The classification of this offense is based solely on police investigation as opposed to the determination of a court, medical examiner, coroner, jury, or other judicial body. The UCR Program does not include the following situations in this offense classification: deaths caused by negligence, suicide, or accident; justifiable homicides; and attempts to murder or assaults to murder, which are scored as aggravated assaults.
We all know that a homicide is quickly "justifiable" in the states. Coming on somebody's land without invitation is already enough. If we compare the rape rates Belgium seems a lot safer then the states: 25,95 vs 32.2 per 100.0000 inhabitants. Now why do Americans comparatively do more rapes then murders? Unless statistics are biased!
As for 2005, we have a rise in murders for 4.8% in the US...
Pride has no place in this....
Submitted by RoyE on Thu, 2006-07-06 14:31.
"We all know that a homicide is quickly "justifiable" in the states. Coming on somebody's land without invitation is already enough."

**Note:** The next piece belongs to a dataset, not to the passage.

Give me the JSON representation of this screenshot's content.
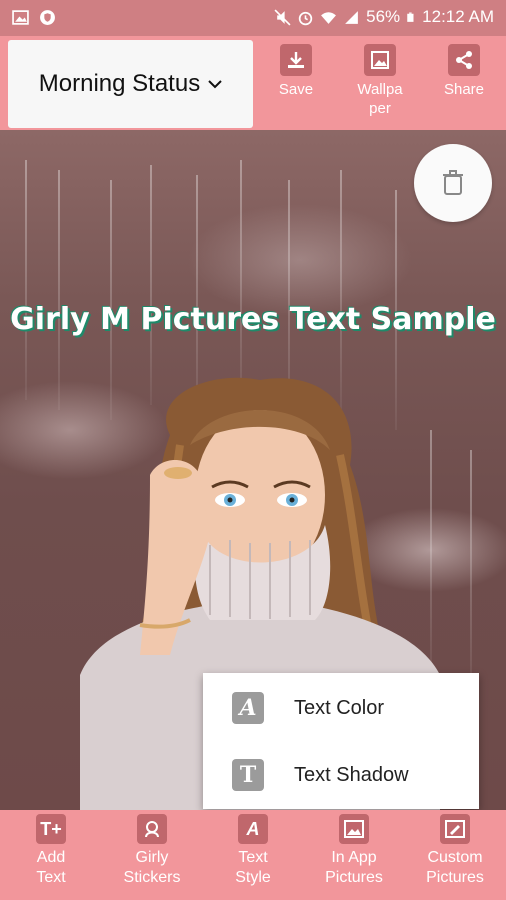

The above quote from Mr. Vanderheyden is a good example of both misunderstanding (or is it willfull ignorance) of American law and a tendency towards denial.
US law absolutely does not permit shooting or assaulting someone who trespasses on private land. Breaking into another's home is another matter, in which case it does seem entirely justifiable.
US crime rates have been trending downward, while European rates have been rising in recent years. Apologists for rising crime rates do a disservice to all of Europe. The point is to take note and take the steps necessary to protect the innocent.
murder rate rises in Belgium?
Submitted by JimMtnViewCaUSA on Thu, 2006-07-06 05:59.
It seems to be a given in some circles that the USA is full of ignorant cowboys who will come to no good end. Perhaps that is true.
Another possibility is that Europe has been able to avoid tough decisions for decades through various accidents of history. One is reminded of the hobbit communities of the "Lord of the Rings" who lived in peace for many years and came to assume that it was a natural state of being.